1 Jo Eleanor Elliott: A legacy of courage
“Helmets down, lances up, full speed ahead.” Those were the parting words of inspiration Eleanor Elliott gave to colleagues last year when the National League for Nursing honored her with its President’s Award as a Champion for Nursing Education. High-spirited and fearless, Jo Eleanor was beloved by friends and family—and revered by colleagues as a visionary and a tireless advocate for advancing nursing education and research. We all mourn her passing in May at age 87.
After graduating from the University of Michigan School of Nursing in 1947, Jo Eleanor immediately joined the faculty. She advocated advancing the education of all nurses through promotion of college degrees, supporting loans and scholarship programs, and developing nurses’ research skills. Her distinguished career included leading the Division of Nursing of the United States Public Health Service (Department of Health and Human Services) as the nation’s top nurse. She also directed the Western Intercollegiate Commission on Higher Education in Nursing for 23 years.
Last summer, I had the great pleasure of moderating a panel discussion of seven past presidents of the American Nursing Association (ANA) during the ANA House of Delegates meeting, reflecting on their half-century of support for healthcare reform and increasing access to care for all Americans. Jo Elliott, the earliest president of ANA (1964-1968), recounted the organization’s journey from early support of federal health insurance to being the first healthcare organization to support the Social Security Act’s amendments that created Medicare and Medicaid. She also championed passage of the Nurse Training Act to Aid Professional Nursing Education in 1964.
The 1960s were a time of change and daring. In 1965, ANA issued its first position statement on the education of nurses; the goal was to ensure nurses received education to address the knowledge explosion and nurses’ ability to meet the patient care needs of the future. In adopting the position, ANA’s Board stated, “Education for those who work in nursing should take place in institutions of learning within the general system of education.””The controversial position recommended a baccalaureate degree in nursing as the minimum preparation of a professional nurse and an associate degree for a beginning technical nurse. It also recommended short, formalized vocational training for assistants in health occupation roles.
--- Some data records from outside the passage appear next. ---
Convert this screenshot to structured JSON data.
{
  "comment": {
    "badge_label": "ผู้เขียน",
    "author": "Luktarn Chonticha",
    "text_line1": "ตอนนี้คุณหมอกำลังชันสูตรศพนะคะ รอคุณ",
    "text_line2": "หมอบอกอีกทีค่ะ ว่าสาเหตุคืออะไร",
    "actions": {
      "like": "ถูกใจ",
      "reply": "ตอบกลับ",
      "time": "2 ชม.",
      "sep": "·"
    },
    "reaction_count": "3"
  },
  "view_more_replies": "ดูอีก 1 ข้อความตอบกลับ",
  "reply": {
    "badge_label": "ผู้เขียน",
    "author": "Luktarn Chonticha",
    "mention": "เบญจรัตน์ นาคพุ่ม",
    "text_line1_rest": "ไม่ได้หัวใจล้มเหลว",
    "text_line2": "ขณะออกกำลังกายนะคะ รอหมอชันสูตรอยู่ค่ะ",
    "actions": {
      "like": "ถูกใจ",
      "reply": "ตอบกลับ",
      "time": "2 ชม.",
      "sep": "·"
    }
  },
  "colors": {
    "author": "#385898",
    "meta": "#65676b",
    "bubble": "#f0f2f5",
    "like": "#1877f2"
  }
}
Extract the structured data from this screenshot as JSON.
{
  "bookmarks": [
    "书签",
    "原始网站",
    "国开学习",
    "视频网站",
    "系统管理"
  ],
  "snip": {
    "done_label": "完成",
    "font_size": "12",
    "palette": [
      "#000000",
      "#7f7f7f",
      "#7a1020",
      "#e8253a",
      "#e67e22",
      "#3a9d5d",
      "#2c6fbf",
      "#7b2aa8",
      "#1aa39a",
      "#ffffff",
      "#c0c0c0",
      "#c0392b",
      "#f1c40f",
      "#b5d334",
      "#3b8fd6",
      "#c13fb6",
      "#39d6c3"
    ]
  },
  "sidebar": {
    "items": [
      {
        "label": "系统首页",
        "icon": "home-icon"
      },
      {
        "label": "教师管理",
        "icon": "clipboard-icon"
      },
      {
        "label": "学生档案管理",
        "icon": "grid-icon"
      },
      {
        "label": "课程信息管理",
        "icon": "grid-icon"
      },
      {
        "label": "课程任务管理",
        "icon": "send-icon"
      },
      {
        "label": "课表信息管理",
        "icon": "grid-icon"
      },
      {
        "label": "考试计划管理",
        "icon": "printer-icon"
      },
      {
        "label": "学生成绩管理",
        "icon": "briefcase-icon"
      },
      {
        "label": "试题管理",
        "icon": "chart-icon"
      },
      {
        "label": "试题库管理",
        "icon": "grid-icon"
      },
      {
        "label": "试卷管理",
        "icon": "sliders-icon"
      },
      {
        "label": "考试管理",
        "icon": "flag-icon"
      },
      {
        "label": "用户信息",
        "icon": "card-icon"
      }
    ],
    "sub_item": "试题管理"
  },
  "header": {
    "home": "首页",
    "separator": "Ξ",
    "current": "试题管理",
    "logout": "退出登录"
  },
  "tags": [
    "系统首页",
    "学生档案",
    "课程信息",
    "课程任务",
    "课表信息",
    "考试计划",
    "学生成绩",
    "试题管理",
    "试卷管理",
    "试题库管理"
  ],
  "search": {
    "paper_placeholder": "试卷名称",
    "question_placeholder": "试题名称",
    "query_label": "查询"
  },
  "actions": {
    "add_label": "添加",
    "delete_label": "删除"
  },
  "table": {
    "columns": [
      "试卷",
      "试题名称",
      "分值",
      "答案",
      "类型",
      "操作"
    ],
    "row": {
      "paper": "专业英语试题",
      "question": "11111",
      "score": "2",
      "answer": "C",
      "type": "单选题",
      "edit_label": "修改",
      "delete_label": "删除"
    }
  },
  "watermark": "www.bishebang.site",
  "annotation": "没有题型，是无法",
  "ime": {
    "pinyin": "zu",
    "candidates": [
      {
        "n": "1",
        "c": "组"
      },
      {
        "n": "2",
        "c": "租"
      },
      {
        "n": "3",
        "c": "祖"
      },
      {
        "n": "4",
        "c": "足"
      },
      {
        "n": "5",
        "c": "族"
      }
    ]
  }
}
President Elliott sought to give 1966 convention delegates the opportunity to express their views on the position statement. Addressing the House of Delegates, she stated, “It is a monumental complicated, lengthy task to move from a statement of position to the effecting of change through orderly transition. No such change can be carried out without the full participation of nurses at every level of the organization. No such change can be introduced so rapidly as to threaten needed services to people. No such change can affect the caliber and standing of nurses at work in the field. No such change can come about merely because nurses wish it to occur. Changes in society will affect what occurs. No such change begins in this moment of time. It has been in process for decades. We are recognizing the realities of what is already occurring. No such change can be allowed to take place at the expense of the health services of this country, or at the expense of the nurses of this country. Change will occur anyway. Our task is to see that it is orderly, not chaotic—planned change rather than change that has been allowed to just happen.” (The profession prepares for the future. Am J Nurs. 1966 Jul;66(7):1548-67.)
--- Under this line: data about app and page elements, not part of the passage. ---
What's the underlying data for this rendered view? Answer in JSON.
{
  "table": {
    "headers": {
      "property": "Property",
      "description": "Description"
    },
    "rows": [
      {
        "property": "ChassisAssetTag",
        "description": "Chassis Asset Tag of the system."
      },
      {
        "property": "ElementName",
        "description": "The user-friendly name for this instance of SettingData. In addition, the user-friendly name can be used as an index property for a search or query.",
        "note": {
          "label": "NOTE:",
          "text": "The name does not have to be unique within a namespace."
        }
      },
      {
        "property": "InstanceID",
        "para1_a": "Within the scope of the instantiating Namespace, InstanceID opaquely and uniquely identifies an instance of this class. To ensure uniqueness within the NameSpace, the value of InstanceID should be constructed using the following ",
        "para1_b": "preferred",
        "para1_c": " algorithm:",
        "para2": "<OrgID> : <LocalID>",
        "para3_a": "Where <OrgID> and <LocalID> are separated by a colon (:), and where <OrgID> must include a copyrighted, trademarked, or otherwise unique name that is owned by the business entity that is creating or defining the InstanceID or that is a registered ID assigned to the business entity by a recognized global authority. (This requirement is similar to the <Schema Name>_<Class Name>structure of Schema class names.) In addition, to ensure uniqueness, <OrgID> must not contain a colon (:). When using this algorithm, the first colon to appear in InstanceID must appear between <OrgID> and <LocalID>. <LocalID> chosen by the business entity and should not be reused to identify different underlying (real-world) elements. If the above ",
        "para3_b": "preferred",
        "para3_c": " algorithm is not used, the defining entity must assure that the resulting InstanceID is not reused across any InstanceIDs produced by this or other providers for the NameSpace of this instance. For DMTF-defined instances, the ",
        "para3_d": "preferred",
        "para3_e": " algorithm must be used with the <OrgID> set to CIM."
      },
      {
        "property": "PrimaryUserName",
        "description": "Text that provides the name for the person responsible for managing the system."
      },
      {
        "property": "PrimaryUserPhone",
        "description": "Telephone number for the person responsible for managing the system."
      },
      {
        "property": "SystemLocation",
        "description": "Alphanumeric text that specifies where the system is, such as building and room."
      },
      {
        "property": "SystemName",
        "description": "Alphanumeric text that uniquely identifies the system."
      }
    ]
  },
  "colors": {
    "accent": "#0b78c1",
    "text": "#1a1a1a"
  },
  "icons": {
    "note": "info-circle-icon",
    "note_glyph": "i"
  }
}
Other landmark achievements during her tenure as ANA president included:
- setting a national minimum salary goal of $6,500 for an entering registered nurse, and updating it in 1968 to set annual entrance salaries for diploma and associate-degree graduates at $7,500 and $8,500 for baccalaureate-degree graduates in an effort to emphasize the value of education
- streamlining ANA’s organizational structure and establishing five practice divisions: community health, geriatrics, maternal-child health, medical-surgical, and psychiatric and mental health
- adopting a revised Code for Nurses
- creating the first Congress on Nursing Practice.
About a year ago, I was pleasantly surprised to get a phone call from Jo Eleanor. She wanted to talk with me about an article that had appeared in American Nurse Today. She admitted that at her age, she didn’t find computer communication easy and thought she’d just pick up the phone and call. We had a great conversation, and I was glad to learn she was an avid reader of every issue of our magazine.
We are grateful that Jo Eleanor faced every tough issue with courage. She lived her convictions and pioneered the path we tread today, promoting more education for nurses, leading change, and advancing health.